Morrissey blames UK print media in response to criticism over far-right political stance
Morrissey has given his first public statement following the mass criticism of his controversial far-right political stance.
Only yesterday it was reported that Spillers, the worlds oldest record store, had banned the sale of Morrissey records due to his public support of far-right political movement ‘For Britain’. On top of that, Liverpool Merseyrail has today announced the decision to ban all Morrissey promotional posters from their property.
The ‘For Britain Movement’ is a political group—often described as extremist—founded by the anti-Islam activist Anne Marie Waters after she was defeated in the 2017 UKIP leadership.
Morrissey had initially voiced his support of For Britain in an interview, saying: “For Britain has received no media support and have even been dismissed with the usual childish ‘racist’ accusation…I don’t think the word ‘racist’ has any meaning any more, other than to say ‘you don’t agree with me, so you’re a racist.’ People can be utterly, utterly stupid.”
What has ensued has been a very public backing of the movement from the former Smiths frontman, which has included some high profile controversial comments and, twice in recent weeks, Morrissey has been spotted wearing a For Britain badge, most prominently during a performance on Jimmy Fallon’s major American TV show.
For Britain has been largely labeled as dangerous members of the political spectrum, Morrissey’s decision to support them has been heavily criticised by Journalist and ex-friend of Morrissey Dave Haslam: “My former friend sporting a For Britain badge, a party violently anti-Islam, filled with ex-BNP and ex-EDL, pro-privatisation, far right and prone to exploiting tragedies to disseminate divisive anti-immigrant rhetoric online, what happened to ‘It takes guts to be gentle and kind’?” Haslam reacted.
Now, on the day Morrissey released his new album California Son, Morrissey thanked BBC Radio 2 for their support and then criticised the UK print media for their interoperation of his current political standpoint. “I am sorry the UK print media’s contorted interpretation of who and what I am has gone all wrong,” Morrissey began. “In these days when most people are afraid to even whisper, the print media write as if someone is coming to get them.”
He continued: “This aching nervousness brings on the vengeful and paranoid.
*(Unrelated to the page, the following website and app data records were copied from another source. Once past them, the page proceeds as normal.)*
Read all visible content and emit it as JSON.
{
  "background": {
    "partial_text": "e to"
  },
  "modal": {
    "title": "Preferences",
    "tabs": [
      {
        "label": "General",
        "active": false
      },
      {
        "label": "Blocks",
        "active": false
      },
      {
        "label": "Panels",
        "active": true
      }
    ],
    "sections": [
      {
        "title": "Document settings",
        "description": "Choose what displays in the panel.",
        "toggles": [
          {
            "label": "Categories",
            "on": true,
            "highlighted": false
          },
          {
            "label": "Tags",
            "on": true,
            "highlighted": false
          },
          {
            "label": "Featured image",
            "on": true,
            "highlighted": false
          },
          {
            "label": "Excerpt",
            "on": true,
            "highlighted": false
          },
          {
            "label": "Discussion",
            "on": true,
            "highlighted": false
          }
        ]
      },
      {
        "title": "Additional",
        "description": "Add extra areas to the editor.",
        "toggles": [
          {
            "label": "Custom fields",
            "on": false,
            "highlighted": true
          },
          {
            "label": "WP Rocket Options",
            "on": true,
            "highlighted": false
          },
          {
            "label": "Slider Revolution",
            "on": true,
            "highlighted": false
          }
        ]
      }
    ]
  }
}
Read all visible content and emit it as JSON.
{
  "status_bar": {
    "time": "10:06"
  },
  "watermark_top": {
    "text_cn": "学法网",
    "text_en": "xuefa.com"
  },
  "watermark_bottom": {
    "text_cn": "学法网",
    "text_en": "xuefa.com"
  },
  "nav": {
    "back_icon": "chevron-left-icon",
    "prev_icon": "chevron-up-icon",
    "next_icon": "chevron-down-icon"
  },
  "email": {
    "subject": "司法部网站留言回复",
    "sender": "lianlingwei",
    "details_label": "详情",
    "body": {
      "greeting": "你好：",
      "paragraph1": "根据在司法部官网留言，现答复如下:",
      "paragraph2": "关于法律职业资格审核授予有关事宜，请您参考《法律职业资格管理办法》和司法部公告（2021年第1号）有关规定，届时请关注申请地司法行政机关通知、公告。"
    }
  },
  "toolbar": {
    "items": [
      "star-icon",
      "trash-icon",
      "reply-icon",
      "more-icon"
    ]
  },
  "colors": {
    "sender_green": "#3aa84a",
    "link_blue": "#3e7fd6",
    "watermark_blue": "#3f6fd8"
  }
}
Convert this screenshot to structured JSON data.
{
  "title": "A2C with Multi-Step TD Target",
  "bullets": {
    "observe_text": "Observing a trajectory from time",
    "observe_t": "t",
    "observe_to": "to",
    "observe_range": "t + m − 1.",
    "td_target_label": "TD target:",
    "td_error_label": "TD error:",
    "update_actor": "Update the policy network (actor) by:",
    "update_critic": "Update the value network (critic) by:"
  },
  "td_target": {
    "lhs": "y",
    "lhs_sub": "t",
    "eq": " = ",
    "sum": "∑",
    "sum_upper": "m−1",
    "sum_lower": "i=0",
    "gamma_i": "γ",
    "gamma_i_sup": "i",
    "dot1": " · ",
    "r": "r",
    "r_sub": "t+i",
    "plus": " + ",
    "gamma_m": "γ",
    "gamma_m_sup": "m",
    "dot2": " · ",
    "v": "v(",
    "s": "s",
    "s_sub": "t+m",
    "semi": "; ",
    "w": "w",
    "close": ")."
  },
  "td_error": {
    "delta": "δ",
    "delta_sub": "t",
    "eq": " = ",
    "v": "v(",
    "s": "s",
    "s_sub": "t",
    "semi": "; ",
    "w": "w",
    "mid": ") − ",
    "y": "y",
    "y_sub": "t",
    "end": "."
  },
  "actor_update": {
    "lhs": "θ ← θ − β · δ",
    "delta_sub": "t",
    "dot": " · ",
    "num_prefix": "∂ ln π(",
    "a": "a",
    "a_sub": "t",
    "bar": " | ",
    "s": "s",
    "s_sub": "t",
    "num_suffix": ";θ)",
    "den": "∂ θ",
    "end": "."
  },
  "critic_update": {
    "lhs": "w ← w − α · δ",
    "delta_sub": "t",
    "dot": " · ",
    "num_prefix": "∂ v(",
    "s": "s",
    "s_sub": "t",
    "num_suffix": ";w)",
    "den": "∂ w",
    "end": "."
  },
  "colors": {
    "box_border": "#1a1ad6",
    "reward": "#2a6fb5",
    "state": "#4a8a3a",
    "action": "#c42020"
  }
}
Inventing Britain’s doomsday is the preoccupation of the tabloids, and they can hate you for having lived. I straighten up, and my position is one of hope. The march backwards is over, and life has begun again. With voice extended to breaking point, I call for the prosperity of free speech; the eradication of totalitarian control; I call for diversity of opinion; I call for the total abolition of the abattoir; I call for peace, above all; I call for civil society; I call for a so-far unknowable end to brutalities; “No” to Soviet Britain; prayers not to gods but to forces; an end to disingenuous media cluelessness; the people have the power; hatred and beheadings belong in the furnace of history; music might still be your only friend; for every shade and persuasion.
The former Smiths singer added: “We shall always be alongside each other – everyone’s culture of value; no more fashionable outrage; cows are friends to humans – don’t kill them; beware of those who write in headlines; moral fiber means holding on… to your friends; give up on inferior arguments; God gave you your life to enjoy – you will cry for your life in years to come… death always answers back; do not be a nobody; you have survived this far in order to make the remainder peaceful and funny; your very survival proves that you have a right; ignore the cold eyes of fascism; your life is Art.”